Researching Voříšek‘s life bought me to the land of my ancestors where I came across the neglected treasure-box of Czech composers working in Vienna in the time of the Habsburg ascendancy.
My research revealed that Voříšek‘s Rhapsodies, Op. 1 are not intended to be played as studies, nor are they meant to be flamboyant pieces. This perspective was contrary to established musicological views on the subject (and also to previous performances of the music).
As an outgrowth of the Voříšek project, I am looking into the possibility of recording more unexplored Czech piano music for the Grand Piano label.
Also for NAXOS, I’ve recorded an album of piano music of my Czech-born grandfather, Jan Jovan Urban. That project led to encounters with Benjamin Michael Haas, the noted author, twentieth century music historian and one-time producer at Decca Records. Michael found the case of my grandfather fascinating and worthy of further exploration, for which I am grateful.
PLN: One final question: You have titled your new Florent Schmitt recording “Solitude.” Can you explain the meaning behind the title?
BLU: “Solitude” is the title of the fourth and final piece in Crépuscules, and the score is headed with this quotation from the poet Léon-Paul Fargue: “In the end, everything that we love tends to leave us. Alone … we are always alone.”
All of the references to France and French culture that I’ve been speaking about in this interview resonate deeply within me.
In that spirit, I have dedicated this new release to my beloved mother who passed away at the time of the recording — and who, from my earliest childhood years on, kindled in me a special love for la douce France.
We are indebted to Biljana Urban for taking up the cause of Florent Schmitt’s early piano works.
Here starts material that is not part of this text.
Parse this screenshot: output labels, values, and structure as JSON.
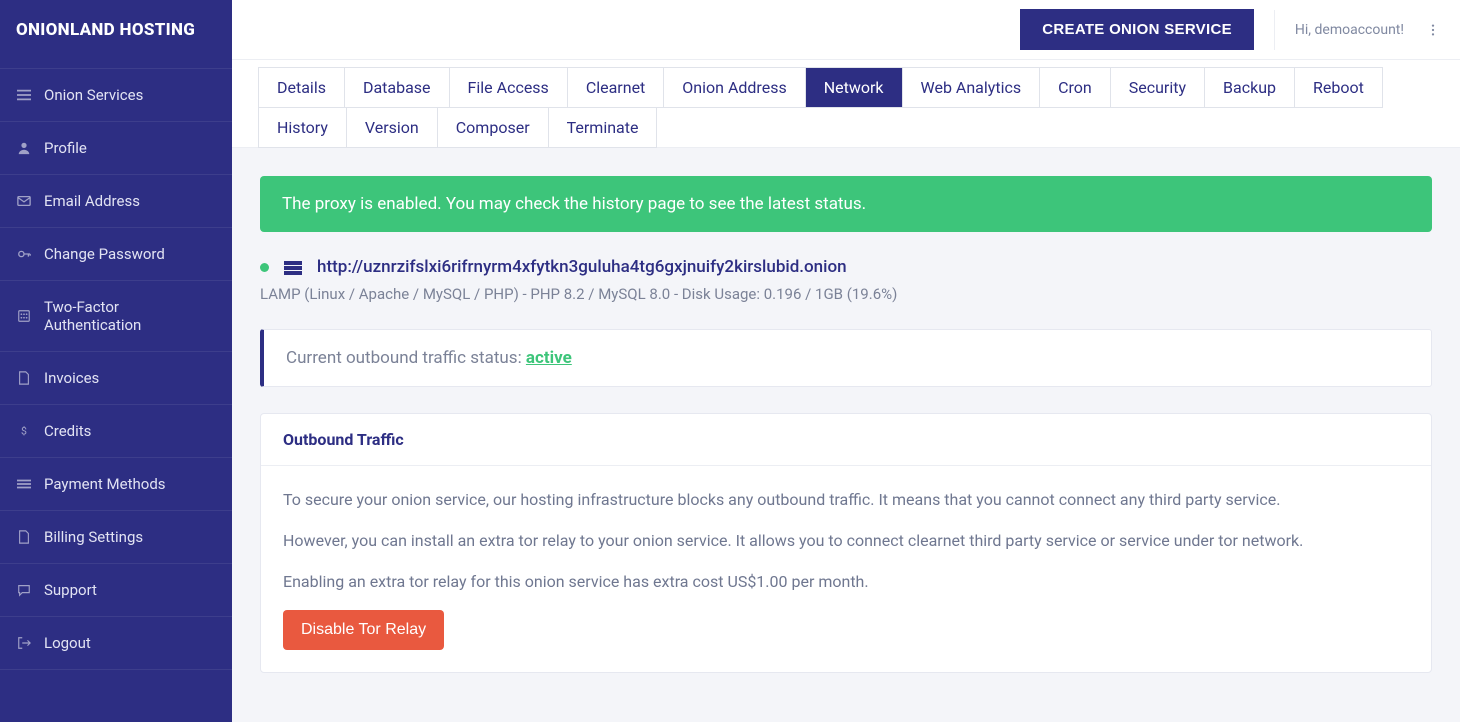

The five premiere recordings in particular promise to be major additions to the catalogue. The recording is scheduled for release in October 2021 — offered in both physical and streaming/download form and available worldwide from all major online classical music vendors. It is already available for pre-order at Amazon, Presto Music and other sellers.
Beautiful music, beautifully played. It’s one of my 2021 “records of the year.”